Run the River is about an important river region and you have got to decide how to keep everyone from the plants and animals to the people, farms and towns that live along the banks thriving, despite challenges provided by historical data from the Murray Darling Basin Authority.  In Australia, water is a scarce commodity and when you’re trying to share this around, you still need to keep it flowing and connected to the ocean. This game also links with outcomes from the Australian Geography and Science Curricula, which means it can be used in classrooms for teaching in a fun way.

The Australian Government created the app; Triple Zero Challenge especially for young primary school children to help them understand emergency situations.  The Triple Zero Kids Challenge is available on mobile devices (iOS iTunes App Store & Google Play) and your desktop PC for free. It runs through a story with two characters showing the participants what to do in an emergency.

Puzzle games are plentiful on all the different app stores.  You can choose so many different ways to play your old favourites of Hearts, Solitaire, Sudoku and more.  There are iterations of our favourite puzzle apps created for words like; Words with Friends – a social version of scrabble (FREE iOS iTunes App Store & Google Play –;

Typeshift – letter-flipping word fun (FREE iOS iTunes App Store only –;

4 Pics 1 Word – find the hidden word in the four images (FREE iOS iTunes App Store & Google Play –; Word Searches and many, many more!

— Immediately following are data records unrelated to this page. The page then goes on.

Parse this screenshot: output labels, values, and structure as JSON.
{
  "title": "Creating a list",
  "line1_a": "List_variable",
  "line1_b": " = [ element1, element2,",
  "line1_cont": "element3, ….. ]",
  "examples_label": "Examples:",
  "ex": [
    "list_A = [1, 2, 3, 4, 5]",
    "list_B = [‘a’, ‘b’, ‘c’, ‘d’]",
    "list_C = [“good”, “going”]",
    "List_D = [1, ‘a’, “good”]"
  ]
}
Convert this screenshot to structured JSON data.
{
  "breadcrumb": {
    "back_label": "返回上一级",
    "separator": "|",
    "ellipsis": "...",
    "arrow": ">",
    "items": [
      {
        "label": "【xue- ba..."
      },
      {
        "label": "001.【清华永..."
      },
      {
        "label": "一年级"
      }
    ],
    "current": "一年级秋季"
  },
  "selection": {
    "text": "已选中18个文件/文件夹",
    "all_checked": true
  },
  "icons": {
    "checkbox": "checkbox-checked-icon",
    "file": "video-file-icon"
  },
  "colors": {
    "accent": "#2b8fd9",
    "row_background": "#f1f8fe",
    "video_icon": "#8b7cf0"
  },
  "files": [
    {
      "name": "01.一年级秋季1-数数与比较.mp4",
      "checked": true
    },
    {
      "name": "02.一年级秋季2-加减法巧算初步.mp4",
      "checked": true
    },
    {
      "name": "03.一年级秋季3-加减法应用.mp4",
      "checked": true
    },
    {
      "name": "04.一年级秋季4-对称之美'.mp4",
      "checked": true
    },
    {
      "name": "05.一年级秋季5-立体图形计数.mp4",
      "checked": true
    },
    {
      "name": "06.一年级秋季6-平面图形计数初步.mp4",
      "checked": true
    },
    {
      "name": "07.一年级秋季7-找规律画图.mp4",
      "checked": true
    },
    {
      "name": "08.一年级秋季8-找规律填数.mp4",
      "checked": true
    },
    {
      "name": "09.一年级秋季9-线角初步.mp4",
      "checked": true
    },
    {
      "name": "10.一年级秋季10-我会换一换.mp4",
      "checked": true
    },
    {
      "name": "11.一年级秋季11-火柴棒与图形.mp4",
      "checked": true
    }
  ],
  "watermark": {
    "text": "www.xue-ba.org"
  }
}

Some of the more video game type apps are; Angry Birds in all it’s forms from the original to Rio and Star Wars (FREE & Paid versions – iOS iTunes App Store & Google Play –;

Where’s My Water? and many others from Disney (FREE & Paid versions – iOS iTunes App Store & Google Play –;

Pokémon Go (FREE – iOS iTunes App Store –;

The Sims FreePlay (FREE & Paid versions – iOS iTunes App Store & Google Play –; not to mention the plethora of war and strategy games on offer.

There are endless choices from all the app stores for ways for you to have fun on your devices. What’s your guilty pleasure?  Have a favourite addiction you can’t stay away from?

Post Contributor: Melinda Kennedy

#AustralianEmergencyServices #AngryBirds #GameApps #Puzzles #FruitNinja #PokemonGo #RunThatTown #RunTheRiver #FunApps #iOS #Android


Gawler Short Story Competition Now Open

The 2017 Gawler Short Story Competition is now open for entries. This year’s theme is Freedom, to tie in with the Gawler Festival of Words held in July this year. Details are on the entry form below.

To download the entry form, select each page separately and either save/print, copy/paste/print or email them to yourself. You can also pick up an entry form from the library or the library website.